Web page and app entries:
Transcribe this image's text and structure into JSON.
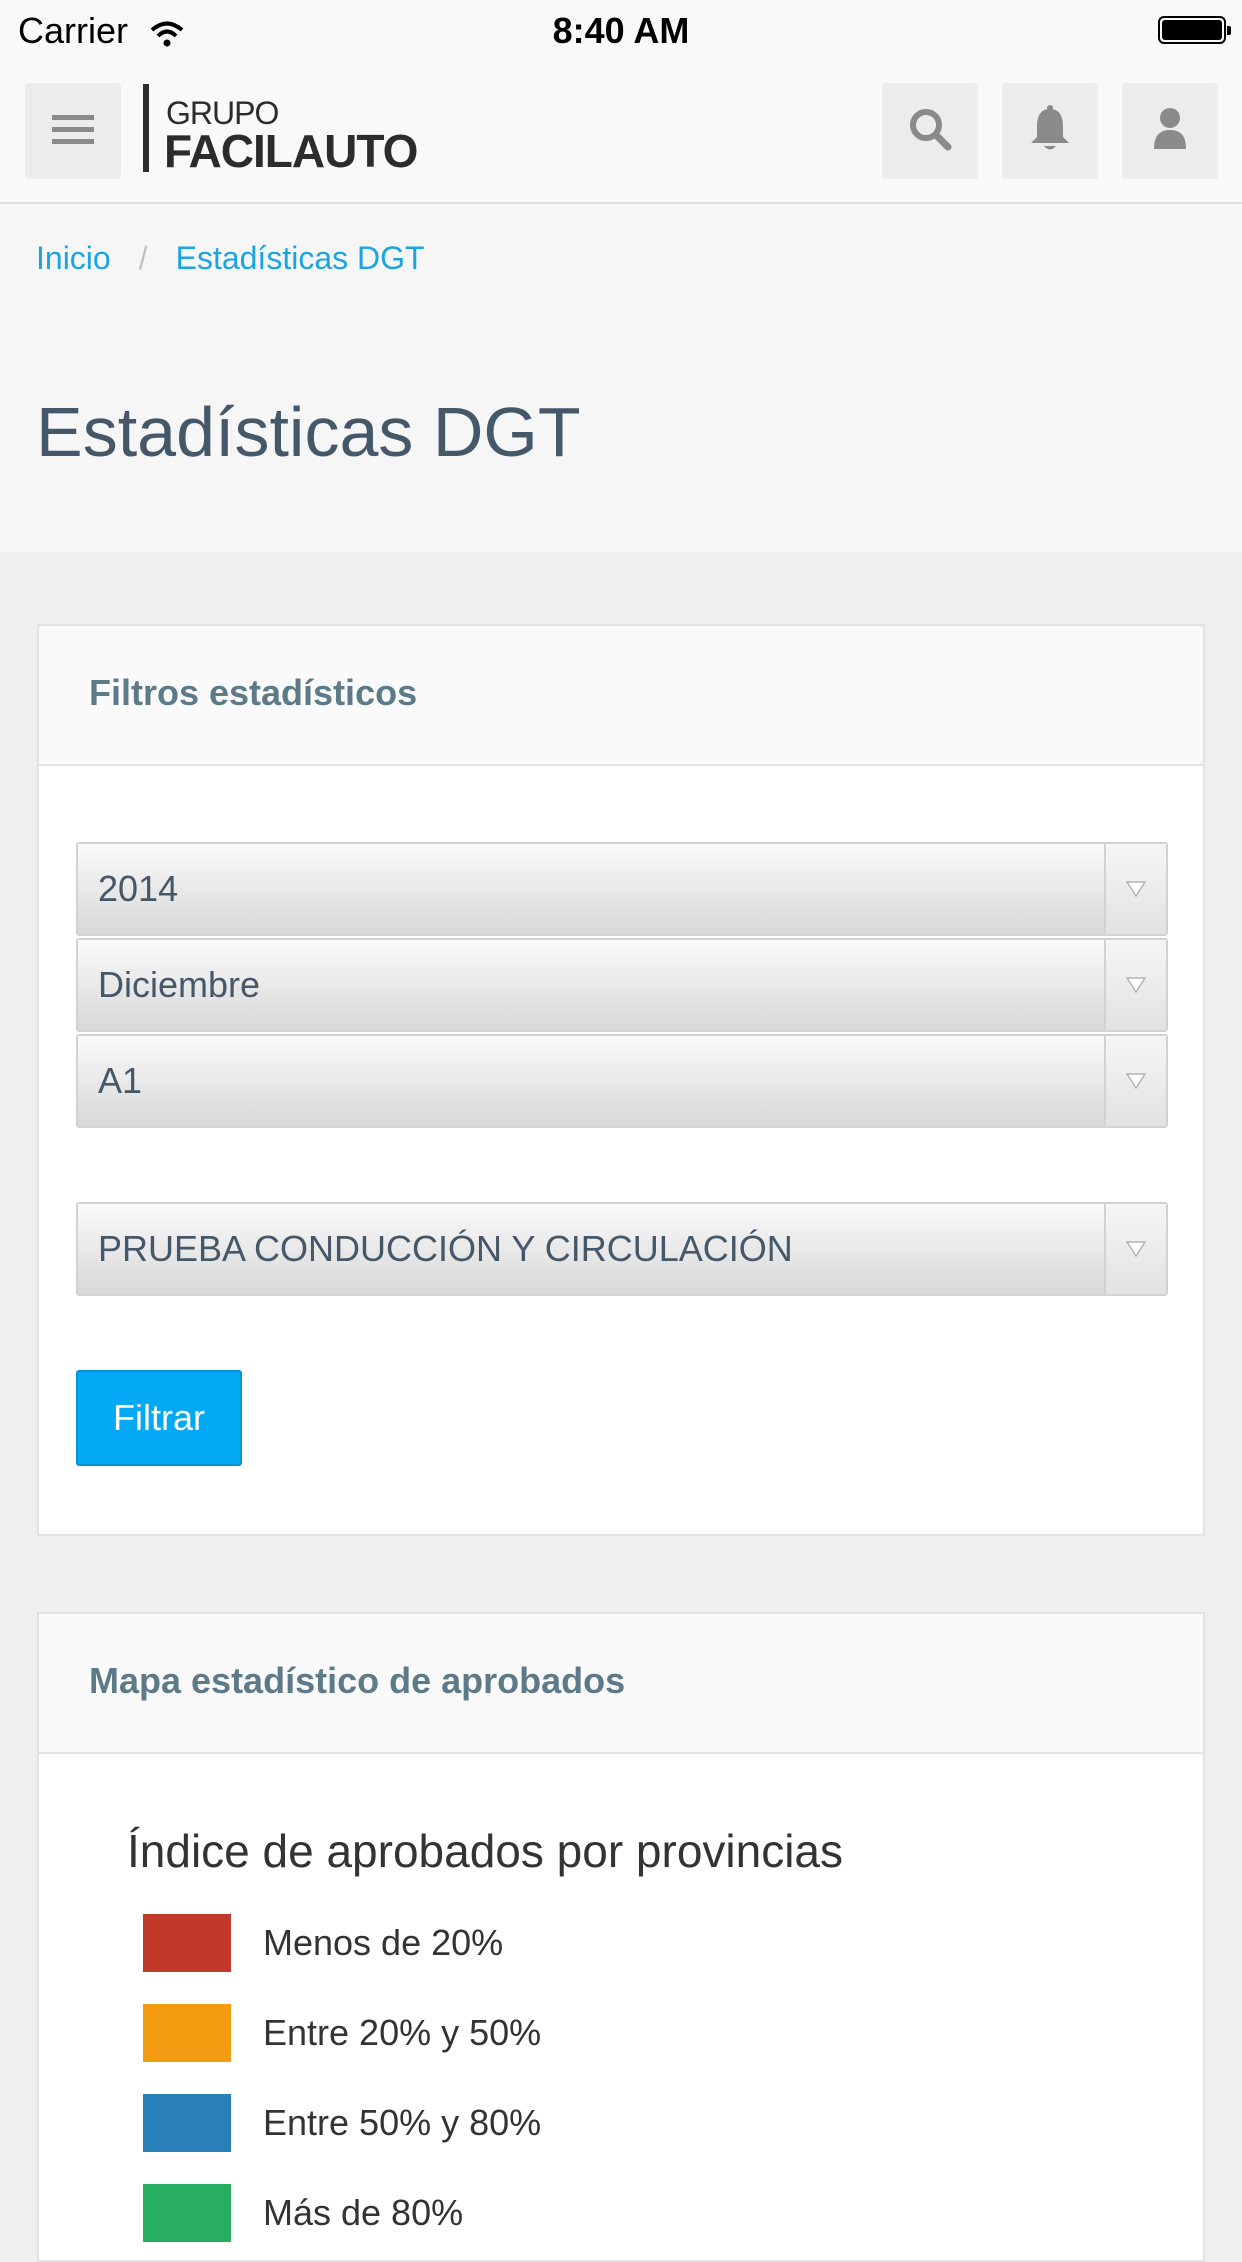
{
  "status_bar": {
    "carrier": "Carrier",
    "time": "8:40 AM"
  },
  "navbar": {
    "logo_top": "GRUPO",
    "logo_main": "FACILAUTO",
    "icons": [
      "menu-icon",
      "search-icon",
      "bell-icon",
      "user-icon"
    ]
  },
  "breadcrumb": {
    "items": [
      "Inicio",
      "Estadísticas DGT"
    ],
    "separator": "/"
  },
  "page": {
    "title": "Estadísticas DGT"
  },
  "filters": {
    "title": "Filtros estadísticos",
    "year": "2014",
    "month": "Diciembre",
    "permit": "A1",
    "test": "PRUEBA CONDUCCIÓN Y CIRCULACIÓN",
    "submit_label": "Filtrar"
  },
  "map": {
    "card_title": "Mapa estadístico de aprobados",
    "legend_title": "Índice de aprobados por provincias",
    "legend": [
      {
        "label": "Menos de 20%",
        "color": "#c0392b"
      },
      {
        "label": "Entre 20% y 50%",
        "color": "#f39c12"
      },
      {
        "label": "Entre 50% y 80%",
        "color": "#2980b9"
      },
      {
        "label": "Más de 80%",
        "color": "#27ae60"
      }
    ]
  },
  "colors": {
    "accent": "#03a9f4",
    "link": "#1ca4e2",
    "title_text": "#45586a"
  }
}
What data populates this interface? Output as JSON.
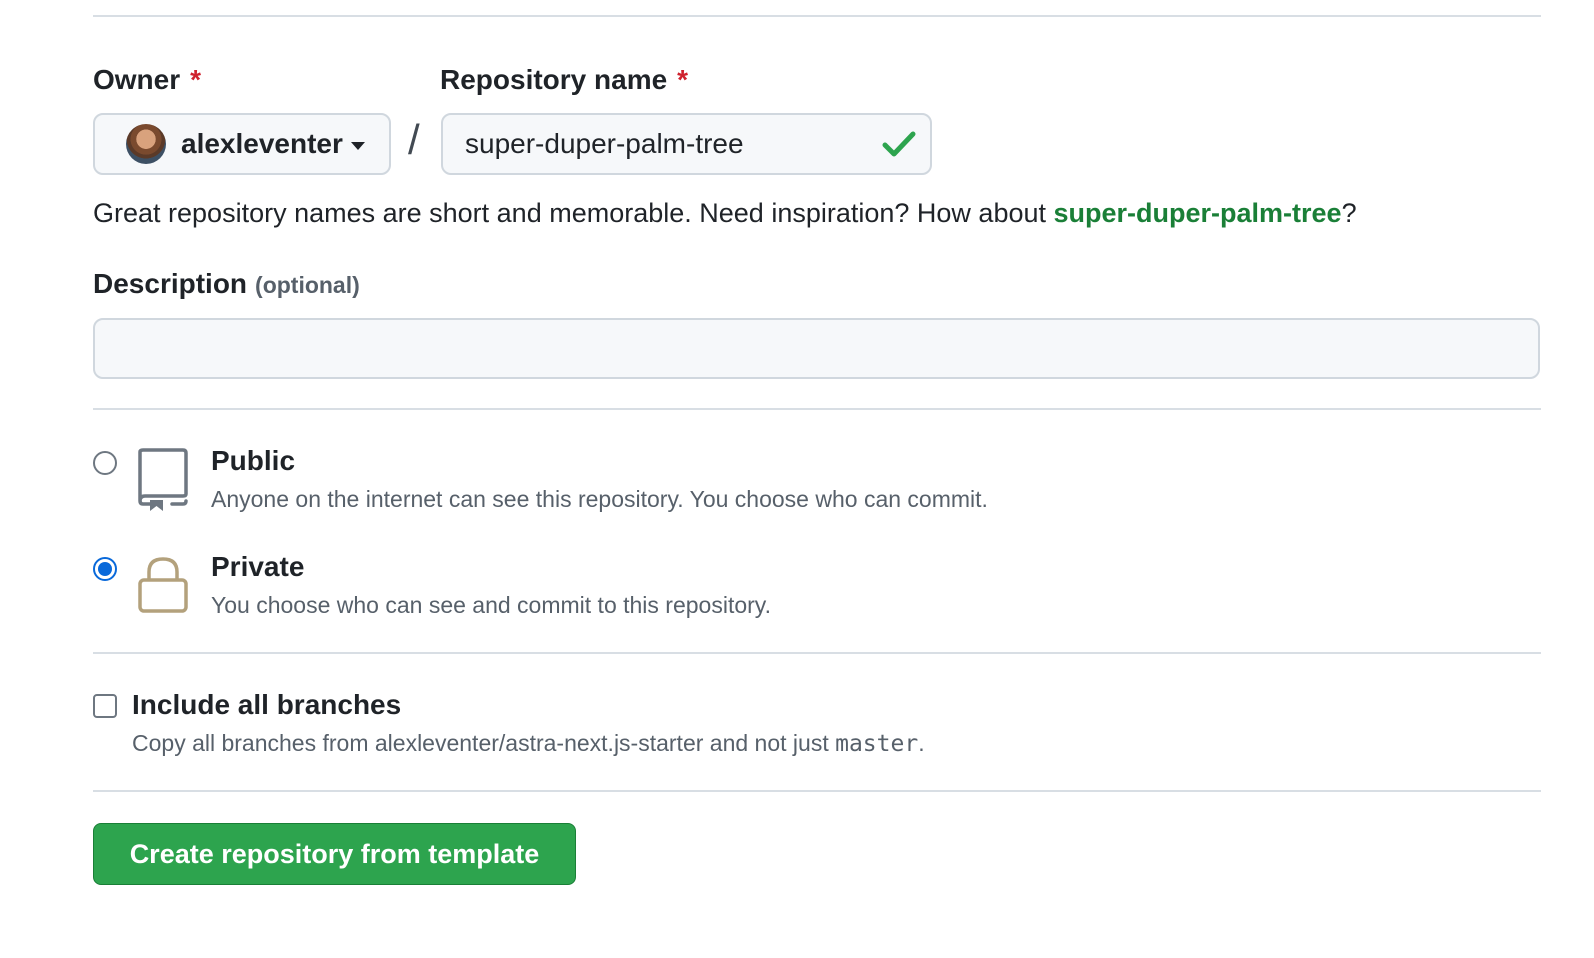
{
  "owner": {
    "label": "Owner",
    "required_mark": "*",
    "selected": "alexleventer"
  },
  "separator": "/",
  "repository": {
    "label": "Repository name",
    "required_mark": "*",
    "value": "super-duper-palm-tree",
    "valid": true
  },
  "hint": {
    "prefix": "Great repository names are short and memorable. Need inspiration? How about ",
    "suggestion": "super-duper-palm-tree",
    "suffix": "?"
  },
  "description": {
    "label": "Description",
    "optional": "(optional)",
    "value": ""
  },
  "visibility": {
    "selected": "private",
    "public": {
      "title": "Public",
      "desc": "Anyone on the internet can see this repository. You choose who can commit.",
      "icon": "repo-icon"
    },
    "private": {
      "title": "Private",
      "desc": "You choose who can see and commit to this repository.",
      "icon": "lock-icon"
    }
  },
  "branches": {
    "title": "Include all branches",
    "desc_prefix": "Copy all branches from alexleventer/astra-next.js-starter and not just ",
    "branch_code": "master",
    "desc_suffix": ".",
    "checked": false
  },
  "submit": {
    "label": "Create repository from template"
  },
  "colors": {
    "success_green": "#2da44e",
    "link_green": "#1a7f37",
    "accent_blue": "#0969da",
    "required_red": "#cf222e"
  }
}
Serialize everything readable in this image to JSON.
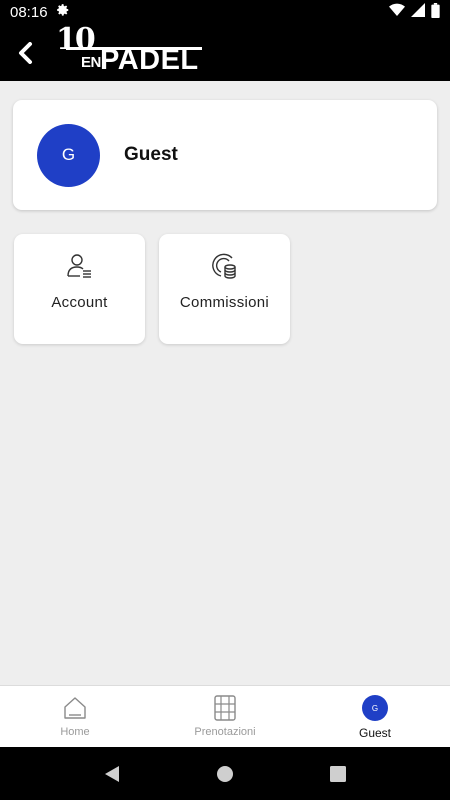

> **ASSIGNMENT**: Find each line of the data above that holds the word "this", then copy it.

> **RESULT OF THE EXERCISE**:
Transcribe this image's text and structure into JSON.
What data populates this interface? Output as JSON.
      "desc": "Anyone on the internet can see this repository. You choose who can commit.",
      "desc": "You choose who can see and commit to this repository.",
Serialize everything readable in this image to JSON.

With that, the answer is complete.